More and more companies are looking to drones as a way to provide speedy deliveries or improve maintenance inspections. And along with that increased interest comes increased worries of a mid-air malfunction that causes the drone to fall and injure someone on the ground.
That’s where NASA comes in. The U.S. space agency’s Langley Research Center has recently announced a new technology called Safe2Ditch that helps drones find the best place for an emergency landing in case of a malfunction.
With Safe2Ditch, the drones continuously run self-diagnostics to check themselves during flights. If a problem is detected, the system estimates how long the UAV can stay airborne and search a database for safe landing locations it could reach within that time. Sensors will point the drone to touch ground in an area with no animals or people.
The system would also be able to alter the way the drone is flying allowing it to stay in the air a little longer to reach that destination. Safe2Ditch would also let the drone know if a landing site isn’t safe during a certain time of day, such as school grounds during the school day. Researchers say the technology could “significantly reduce” the risk of drones flying over populated areas.
SO, WHAT DO YOU THINK?
Do you think Safe2Ditch technology will improve UAV safety? In what other applications could this technology be used? Let us know what you think in the comments below.

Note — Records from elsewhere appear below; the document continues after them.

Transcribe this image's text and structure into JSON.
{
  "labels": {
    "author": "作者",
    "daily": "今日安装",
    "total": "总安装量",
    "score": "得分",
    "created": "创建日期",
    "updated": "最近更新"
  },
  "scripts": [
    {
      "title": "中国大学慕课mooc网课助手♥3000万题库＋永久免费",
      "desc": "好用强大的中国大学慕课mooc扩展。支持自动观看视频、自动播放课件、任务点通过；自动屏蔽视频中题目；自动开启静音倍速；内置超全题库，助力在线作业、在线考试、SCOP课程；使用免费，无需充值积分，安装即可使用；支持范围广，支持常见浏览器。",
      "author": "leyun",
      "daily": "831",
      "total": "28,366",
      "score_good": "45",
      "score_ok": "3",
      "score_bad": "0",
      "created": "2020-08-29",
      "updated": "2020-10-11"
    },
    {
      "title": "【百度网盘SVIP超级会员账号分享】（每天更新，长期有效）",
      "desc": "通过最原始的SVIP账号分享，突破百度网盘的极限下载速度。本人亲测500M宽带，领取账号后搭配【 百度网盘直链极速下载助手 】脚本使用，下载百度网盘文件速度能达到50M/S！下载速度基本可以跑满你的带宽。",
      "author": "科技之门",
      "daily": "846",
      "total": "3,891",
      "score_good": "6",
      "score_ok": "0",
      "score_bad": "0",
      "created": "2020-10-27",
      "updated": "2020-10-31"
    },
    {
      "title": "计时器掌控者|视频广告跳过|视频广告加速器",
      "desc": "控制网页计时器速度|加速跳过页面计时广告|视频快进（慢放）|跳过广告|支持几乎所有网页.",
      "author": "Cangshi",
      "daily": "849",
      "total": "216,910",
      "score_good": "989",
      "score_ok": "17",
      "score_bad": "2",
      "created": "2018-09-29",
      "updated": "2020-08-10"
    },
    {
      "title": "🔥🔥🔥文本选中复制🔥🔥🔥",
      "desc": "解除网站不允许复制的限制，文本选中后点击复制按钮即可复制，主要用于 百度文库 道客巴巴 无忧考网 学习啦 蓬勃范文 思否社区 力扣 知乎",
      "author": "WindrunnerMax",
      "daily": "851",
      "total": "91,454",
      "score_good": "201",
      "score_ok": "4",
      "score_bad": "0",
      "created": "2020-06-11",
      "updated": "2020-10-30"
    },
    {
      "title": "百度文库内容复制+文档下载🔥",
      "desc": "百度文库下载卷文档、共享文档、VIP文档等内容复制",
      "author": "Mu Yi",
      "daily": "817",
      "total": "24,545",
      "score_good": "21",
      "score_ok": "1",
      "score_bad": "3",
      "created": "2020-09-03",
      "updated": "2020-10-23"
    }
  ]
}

Instant Internet of Things
Technology experts believe that the number of everyday gadgets and appliances connected to the internet will expand dramatically in coming years.
But what if a single sensor could connect an entire room to what’s called the Internet of Things?
Researchers from Carnegie Mellon University are working on ubiquitous sensing — a single, general purpose sensor that could be deployed to make an entire room “smart.”
They developed a plug-in sensor package that monitors multiple aspects of a room, from sound, light and vibrations to heat and electromagnetic noise.
The system incorporates nine sensors commonly found in current smart devices — with the exception of a camera, which was left out due to privacy concerns.
It then utilizes machine learning algorithms to essentially turn items in the room into smart devices.
Plugging it into a kitchen, for example, could allow the device to figure out when a faucet is running, when a microwave completes its cooking cycle or how many paper towels are left in a dispenser.
It could then send notifications to a smartphone or take other actions.
Carnegie Mellon researchers said the system would eliminate the need to purchase often expensive connected equipment — which wouldn't talk to other items anyway — and could link multiple rooms together to create a building-wide sensing environment.
SO, WHAT DO YOU THINK?
Could these sensor systems reduce the need for pre-connected consumer products? Could plug-in sensors help manufacturers more easily establish connected factories? Tell us your thoughts in the comments below.